### YOUR INSTRUCTIONS
Copy each line below that contains "ramp".

### MATERIALS PROVIDED
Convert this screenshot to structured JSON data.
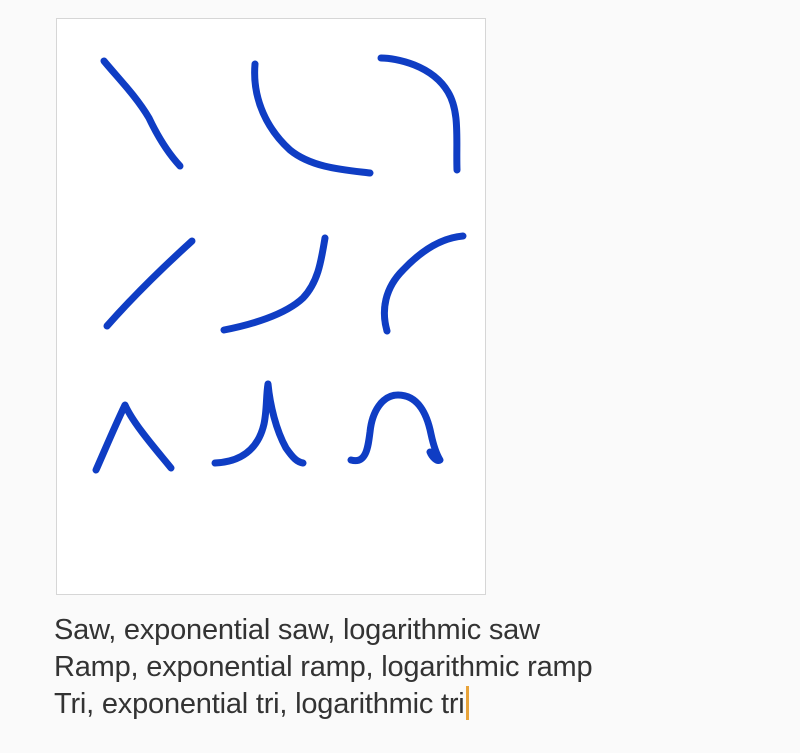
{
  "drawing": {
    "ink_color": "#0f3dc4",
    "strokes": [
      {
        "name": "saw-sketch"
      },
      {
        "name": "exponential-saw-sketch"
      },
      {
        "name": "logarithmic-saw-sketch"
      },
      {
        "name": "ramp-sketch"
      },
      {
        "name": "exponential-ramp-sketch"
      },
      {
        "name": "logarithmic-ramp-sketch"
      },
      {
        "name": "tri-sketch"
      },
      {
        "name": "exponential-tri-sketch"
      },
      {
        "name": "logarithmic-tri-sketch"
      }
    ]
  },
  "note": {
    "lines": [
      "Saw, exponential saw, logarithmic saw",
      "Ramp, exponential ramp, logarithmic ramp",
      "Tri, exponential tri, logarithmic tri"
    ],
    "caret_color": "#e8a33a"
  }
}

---

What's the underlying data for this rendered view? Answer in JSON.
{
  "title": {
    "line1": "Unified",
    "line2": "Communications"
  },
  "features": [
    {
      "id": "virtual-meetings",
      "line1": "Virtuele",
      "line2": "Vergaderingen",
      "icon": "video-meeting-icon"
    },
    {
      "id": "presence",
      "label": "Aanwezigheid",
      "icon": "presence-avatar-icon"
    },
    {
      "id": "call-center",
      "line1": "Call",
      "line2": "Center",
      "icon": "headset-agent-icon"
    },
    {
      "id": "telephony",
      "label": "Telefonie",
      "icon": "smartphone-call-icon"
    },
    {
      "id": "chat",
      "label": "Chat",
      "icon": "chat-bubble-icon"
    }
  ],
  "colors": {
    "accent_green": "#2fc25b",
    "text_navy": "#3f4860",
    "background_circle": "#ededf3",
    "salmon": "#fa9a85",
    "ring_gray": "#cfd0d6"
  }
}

### TASK RESULT
        "name": "ramp-sketch"
        "name": "exponential-ramp-sketch"
        "name": "logarithmic-ramp-sketch"
      "Ramp, exponential ramp, logarithmic ramp",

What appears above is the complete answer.